» WORK ORDER
Each line of the data below that carries the word "CADASTRO" needs to be copied.

Records from a data source:
*-*-*

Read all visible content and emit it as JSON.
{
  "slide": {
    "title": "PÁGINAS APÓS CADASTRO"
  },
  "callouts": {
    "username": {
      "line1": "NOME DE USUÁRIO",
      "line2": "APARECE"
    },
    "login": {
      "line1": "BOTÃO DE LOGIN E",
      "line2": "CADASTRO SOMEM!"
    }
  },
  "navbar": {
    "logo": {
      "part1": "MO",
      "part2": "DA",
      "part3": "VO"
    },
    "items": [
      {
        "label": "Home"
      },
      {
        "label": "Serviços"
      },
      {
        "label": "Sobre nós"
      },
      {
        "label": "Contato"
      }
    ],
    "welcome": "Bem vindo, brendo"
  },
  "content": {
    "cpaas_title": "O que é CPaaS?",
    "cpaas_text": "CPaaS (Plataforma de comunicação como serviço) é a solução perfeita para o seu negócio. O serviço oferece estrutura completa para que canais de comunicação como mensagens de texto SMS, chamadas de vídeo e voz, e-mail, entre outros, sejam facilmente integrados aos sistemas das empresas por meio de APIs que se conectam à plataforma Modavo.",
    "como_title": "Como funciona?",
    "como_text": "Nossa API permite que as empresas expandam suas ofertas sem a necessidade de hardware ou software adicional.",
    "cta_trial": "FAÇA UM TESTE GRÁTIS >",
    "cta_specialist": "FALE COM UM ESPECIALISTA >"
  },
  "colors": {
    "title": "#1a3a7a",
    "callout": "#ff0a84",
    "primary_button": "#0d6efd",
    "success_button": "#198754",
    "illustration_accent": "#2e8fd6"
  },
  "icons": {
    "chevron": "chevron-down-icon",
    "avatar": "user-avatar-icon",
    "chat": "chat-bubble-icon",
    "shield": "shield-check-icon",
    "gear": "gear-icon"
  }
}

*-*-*

» OUTPUT
    "title": "PÁGINAS APÓS CADASTRO"
      "line2": "CADASTRO SOMEM!"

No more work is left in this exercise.